- **Excerpts from an interface dataset**:
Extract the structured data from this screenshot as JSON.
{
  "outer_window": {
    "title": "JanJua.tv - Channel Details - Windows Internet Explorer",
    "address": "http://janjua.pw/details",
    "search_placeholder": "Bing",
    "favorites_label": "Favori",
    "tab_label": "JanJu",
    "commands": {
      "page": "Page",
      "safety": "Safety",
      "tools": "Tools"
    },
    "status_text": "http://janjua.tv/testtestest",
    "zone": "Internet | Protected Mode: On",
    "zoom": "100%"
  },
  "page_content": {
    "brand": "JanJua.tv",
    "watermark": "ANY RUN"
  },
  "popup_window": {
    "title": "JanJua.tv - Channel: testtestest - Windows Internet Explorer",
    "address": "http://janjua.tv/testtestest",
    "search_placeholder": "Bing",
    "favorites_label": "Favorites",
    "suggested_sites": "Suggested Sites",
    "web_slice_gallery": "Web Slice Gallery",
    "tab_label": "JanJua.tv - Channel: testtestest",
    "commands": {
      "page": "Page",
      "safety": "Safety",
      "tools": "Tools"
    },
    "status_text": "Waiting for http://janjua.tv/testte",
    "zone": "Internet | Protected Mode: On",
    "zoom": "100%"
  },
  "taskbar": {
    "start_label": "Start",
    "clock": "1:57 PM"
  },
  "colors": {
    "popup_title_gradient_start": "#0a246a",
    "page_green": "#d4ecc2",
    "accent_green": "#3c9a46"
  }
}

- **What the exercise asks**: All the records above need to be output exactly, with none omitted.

- **Task response**:
Extract the structured data from this screenshot as JSON.
{
  "outer_window": {
    "title": "JanJua.tv - Channel Details - Windows Internet Explorer",
    "address": "http://janjua.pw/details",
    "search_placeholder": "Bing",
    "favorites_label": "Favori",
    "tab_label": "JanJu",
    "commands": {
      "page": "Page",
      "safety": "Safety",
      "tools": "Tools"
    },
    "status_text": "http://janjua.tv/testtestest",
    "zone": "Internet | Protected Mode: On",
    "zoom": "100%"
  },
  "page_content": {
    "brand": "JanJua.tv",
    "watermark": "ANY RUN"
  },
  "popup_window": {
    "title": "JanJua.tv - Channel: testtestest - Windows Internet Explorer",
    "address": "http://janjua.tv/testtestest",
    "search_placeholder": "Bing",
    "favorites_label": "Favorites",
    "suggested_sites": "Suggested Sites",
    "web_slice_gallery": "Web Slice Gallery",
    "tab_label": "JanJua.tv - Channel: testtestest",
    "commands": {
      "page": "Page",
      "safety": "Safety",
      "tools": "Tools"
    },
    "status_text": "Waiting for http://janjua.tv/testte",
    "zone": "Internet | Protected Mode: On",
    "zoom": "100%"
  },
  "taskbar": {
    "start_label": "Start",
    "clock": "1:57 PM"
  },
  "colors": {
    "popup_title_gradient_start": "#0a246a",
    "page_green": "#d4ecc2",
    "accent_green": "#3c9a46"
  }
}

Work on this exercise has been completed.